Proč Dow stoupá a pracovní místa mizí?
Why Stocks Are Surging as Jobs Disappear
Since bottoming out in March, the stock market has soared by about 60 percent, one of the most awesome rallies in market history. The cracking 10,000 may not be strategically significant, but it’s a psychological breakthrough that’s worth cheering after the demoralizing crash that preceded it.
While the Dow has been racing upward, however, thehas also skyrocketed, from 8.5 percent in March to 9.8 percent now. The economy has lost 7.2 million jobs since the recession began at the end of 2007, and the trend is still going the wrong way. The unemployment rate will almost certainly hit 10 percent and hover near there for awhile in 2010, before gradually declining.
So are job losses good for the stock market? Actually, yes. At least for awhile. Stocks are rising because many companies are earning more money than analysts have expected. But earnings aren’t up because companies are selling more stuff; most companies are still selling less stuff and grappling with falling revenue. Instead, earnings are rising because companies have cut their costs more than revenues have fallen. And „costs“ are often the same as „jobs.“ Consider these snippets from some recent earnings reports:
Johnson & Johnson. Third-quarter revenue was down 5.3 percent but net earnings rose 1.1 percent.
Domino’s Pizza. Third-quarter revenue down 6 percent; net earnings up 77 percent.
Third-quarter revenue up 3.5 percent; net earnings up 36.5 percent..
Pepsi. Third-quarter revenue down 1.5 percent; net earnings up 9.5 percent.

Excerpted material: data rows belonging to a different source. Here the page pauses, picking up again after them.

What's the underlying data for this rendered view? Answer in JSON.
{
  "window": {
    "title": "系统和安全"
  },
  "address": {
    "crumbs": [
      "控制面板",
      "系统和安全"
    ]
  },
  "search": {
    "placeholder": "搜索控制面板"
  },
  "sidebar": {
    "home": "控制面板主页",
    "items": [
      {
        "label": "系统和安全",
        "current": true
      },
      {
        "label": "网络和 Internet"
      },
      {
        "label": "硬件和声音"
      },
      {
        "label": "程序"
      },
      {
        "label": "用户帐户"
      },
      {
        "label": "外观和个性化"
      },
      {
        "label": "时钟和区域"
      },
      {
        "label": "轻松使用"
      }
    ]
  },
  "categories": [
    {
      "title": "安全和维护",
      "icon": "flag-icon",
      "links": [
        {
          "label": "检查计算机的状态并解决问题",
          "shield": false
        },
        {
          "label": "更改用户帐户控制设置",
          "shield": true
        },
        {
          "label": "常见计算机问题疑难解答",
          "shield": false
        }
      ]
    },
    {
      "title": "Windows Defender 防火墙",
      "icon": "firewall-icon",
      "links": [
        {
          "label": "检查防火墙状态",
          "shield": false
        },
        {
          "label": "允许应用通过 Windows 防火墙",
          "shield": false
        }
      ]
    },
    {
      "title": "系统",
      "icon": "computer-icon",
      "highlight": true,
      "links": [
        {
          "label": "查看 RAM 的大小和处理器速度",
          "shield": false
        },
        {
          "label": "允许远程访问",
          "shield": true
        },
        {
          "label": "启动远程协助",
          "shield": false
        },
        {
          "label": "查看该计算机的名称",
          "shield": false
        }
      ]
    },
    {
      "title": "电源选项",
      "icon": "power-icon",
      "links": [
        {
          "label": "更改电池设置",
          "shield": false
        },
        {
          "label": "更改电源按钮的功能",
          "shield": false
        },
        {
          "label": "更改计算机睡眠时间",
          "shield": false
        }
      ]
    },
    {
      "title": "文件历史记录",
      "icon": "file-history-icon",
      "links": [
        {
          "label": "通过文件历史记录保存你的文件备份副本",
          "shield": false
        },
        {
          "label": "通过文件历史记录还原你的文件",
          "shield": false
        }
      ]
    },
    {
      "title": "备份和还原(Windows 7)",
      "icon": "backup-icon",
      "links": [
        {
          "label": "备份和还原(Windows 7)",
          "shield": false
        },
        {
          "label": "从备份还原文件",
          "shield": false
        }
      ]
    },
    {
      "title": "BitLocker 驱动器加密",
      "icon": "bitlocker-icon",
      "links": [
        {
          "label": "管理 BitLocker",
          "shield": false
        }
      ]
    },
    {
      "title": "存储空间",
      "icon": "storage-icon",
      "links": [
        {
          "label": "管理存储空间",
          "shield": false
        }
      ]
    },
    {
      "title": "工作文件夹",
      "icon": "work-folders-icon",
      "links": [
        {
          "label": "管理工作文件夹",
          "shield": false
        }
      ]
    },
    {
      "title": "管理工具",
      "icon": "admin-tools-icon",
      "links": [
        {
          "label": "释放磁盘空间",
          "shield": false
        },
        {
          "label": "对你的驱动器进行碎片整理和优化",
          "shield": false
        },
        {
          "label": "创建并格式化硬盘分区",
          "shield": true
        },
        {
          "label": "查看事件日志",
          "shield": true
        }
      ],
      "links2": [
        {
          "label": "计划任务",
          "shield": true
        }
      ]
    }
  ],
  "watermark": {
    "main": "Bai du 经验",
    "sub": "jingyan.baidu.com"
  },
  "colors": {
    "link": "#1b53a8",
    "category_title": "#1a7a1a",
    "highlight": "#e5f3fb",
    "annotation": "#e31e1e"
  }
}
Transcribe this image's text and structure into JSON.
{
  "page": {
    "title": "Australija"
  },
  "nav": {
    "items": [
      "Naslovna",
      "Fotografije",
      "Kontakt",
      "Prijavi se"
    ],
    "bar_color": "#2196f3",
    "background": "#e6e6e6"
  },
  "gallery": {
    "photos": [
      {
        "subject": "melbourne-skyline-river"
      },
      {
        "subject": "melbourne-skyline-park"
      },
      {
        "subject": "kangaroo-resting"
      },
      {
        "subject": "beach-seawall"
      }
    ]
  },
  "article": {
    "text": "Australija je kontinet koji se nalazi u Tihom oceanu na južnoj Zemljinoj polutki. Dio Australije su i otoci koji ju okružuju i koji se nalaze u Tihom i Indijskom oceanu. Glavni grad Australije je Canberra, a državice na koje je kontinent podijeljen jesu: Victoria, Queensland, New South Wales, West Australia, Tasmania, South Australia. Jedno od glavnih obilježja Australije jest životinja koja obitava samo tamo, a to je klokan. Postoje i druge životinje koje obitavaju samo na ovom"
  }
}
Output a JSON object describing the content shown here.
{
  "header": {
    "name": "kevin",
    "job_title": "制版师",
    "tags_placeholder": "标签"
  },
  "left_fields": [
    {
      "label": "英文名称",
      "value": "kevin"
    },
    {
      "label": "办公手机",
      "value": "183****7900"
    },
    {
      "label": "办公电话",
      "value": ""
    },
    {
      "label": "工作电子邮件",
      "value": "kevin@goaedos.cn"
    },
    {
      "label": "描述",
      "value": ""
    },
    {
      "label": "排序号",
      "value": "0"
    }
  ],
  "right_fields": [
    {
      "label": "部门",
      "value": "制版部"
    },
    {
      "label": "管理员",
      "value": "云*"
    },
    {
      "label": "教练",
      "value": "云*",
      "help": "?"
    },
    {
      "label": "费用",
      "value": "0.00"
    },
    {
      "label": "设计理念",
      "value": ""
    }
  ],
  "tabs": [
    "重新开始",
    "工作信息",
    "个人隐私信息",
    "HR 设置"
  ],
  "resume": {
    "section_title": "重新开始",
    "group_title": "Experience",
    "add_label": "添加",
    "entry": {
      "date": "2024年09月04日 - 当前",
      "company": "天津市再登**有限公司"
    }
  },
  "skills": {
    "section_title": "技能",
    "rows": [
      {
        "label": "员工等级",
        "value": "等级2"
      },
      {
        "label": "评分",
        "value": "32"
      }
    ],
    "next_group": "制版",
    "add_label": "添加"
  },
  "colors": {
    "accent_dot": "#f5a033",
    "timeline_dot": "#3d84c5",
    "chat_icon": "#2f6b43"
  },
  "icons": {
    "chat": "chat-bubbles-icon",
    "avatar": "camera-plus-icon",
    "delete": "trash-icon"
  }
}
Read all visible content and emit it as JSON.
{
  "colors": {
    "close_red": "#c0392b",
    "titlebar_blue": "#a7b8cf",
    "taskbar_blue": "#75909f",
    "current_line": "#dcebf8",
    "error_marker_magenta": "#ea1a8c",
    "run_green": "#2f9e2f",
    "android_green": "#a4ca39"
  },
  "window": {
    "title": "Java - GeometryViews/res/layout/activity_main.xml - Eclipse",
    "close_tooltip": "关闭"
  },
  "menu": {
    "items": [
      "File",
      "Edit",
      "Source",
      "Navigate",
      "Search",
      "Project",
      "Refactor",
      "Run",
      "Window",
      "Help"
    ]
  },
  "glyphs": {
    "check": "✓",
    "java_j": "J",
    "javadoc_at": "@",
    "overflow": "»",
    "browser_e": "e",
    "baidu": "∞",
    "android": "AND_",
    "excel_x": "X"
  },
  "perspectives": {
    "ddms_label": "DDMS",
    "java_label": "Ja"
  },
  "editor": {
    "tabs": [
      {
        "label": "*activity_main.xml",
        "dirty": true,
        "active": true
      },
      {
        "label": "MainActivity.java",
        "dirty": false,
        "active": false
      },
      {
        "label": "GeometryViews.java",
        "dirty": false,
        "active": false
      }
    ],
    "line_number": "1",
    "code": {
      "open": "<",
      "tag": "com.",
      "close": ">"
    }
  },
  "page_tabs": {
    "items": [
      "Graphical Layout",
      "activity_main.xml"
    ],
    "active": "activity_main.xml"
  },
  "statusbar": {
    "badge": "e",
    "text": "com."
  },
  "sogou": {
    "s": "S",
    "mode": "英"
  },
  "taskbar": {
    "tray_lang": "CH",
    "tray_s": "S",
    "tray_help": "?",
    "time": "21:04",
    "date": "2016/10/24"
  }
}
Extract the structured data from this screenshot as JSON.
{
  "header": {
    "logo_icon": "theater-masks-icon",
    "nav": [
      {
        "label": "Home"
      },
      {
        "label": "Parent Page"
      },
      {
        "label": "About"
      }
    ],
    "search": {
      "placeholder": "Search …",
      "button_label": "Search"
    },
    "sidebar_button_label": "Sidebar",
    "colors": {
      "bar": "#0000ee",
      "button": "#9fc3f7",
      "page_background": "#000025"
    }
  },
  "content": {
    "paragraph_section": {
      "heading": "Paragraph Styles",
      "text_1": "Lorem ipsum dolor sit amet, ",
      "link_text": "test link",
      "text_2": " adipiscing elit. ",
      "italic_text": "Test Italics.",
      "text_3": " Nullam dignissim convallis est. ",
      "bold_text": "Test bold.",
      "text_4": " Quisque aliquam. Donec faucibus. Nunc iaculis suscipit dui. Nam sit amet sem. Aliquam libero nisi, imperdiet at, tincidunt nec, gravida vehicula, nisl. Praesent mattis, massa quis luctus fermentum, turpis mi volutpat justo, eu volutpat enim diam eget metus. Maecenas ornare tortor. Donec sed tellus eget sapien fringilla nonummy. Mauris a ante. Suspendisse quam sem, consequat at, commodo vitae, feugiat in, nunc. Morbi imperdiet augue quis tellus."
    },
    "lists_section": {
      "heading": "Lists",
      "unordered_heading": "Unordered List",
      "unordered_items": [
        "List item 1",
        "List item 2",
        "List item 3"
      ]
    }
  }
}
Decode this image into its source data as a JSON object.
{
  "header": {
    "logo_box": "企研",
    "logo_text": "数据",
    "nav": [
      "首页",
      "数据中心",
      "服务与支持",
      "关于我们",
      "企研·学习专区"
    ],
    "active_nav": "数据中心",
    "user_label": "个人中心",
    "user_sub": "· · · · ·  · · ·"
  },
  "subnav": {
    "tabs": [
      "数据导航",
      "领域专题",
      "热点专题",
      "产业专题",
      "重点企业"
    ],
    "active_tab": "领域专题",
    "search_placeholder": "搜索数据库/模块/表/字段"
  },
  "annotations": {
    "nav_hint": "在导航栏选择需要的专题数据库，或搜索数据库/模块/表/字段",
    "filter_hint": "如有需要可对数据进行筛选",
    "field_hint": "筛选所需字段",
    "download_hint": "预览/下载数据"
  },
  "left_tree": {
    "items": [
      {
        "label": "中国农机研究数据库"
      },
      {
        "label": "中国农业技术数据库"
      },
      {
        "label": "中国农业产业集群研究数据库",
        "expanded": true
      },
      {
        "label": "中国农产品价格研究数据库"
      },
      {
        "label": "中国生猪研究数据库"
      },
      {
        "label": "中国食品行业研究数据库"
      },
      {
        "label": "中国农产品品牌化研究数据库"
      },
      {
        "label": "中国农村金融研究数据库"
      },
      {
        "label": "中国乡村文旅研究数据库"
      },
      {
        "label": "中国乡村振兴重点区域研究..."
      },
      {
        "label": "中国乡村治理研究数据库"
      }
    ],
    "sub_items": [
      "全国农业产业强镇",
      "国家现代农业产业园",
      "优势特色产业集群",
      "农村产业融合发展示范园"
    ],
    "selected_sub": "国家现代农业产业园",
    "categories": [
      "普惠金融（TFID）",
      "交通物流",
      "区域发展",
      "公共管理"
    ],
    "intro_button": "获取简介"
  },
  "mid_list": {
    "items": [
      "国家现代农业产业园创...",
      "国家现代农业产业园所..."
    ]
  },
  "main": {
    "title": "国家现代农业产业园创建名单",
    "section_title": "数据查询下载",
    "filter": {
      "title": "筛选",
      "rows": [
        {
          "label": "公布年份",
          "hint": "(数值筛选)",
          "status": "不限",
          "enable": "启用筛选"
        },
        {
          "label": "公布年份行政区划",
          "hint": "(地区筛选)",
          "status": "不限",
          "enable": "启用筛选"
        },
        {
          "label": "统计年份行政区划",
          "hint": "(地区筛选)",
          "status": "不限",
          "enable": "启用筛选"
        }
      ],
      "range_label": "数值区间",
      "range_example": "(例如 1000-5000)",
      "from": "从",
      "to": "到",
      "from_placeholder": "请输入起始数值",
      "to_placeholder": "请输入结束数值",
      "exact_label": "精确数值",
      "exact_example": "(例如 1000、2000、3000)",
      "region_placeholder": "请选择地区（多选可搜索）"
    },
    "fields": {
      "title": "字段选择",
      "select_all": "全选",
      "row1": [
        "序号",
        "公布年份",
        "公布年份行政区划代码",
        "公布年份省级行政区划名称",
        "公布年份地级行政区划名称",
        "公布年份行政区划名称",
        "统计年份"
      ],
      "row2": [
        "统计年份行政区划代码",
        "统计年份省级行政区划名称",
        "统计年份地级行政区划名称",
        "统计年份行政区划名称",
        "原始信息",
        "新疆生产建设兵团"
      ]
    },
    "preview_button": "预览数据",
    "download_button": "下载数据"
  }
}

Alcoa. Third-quarter revenue up 9 percent, compared with the second quarter; net earnings swung from a $459 million loss to a $124 million profit.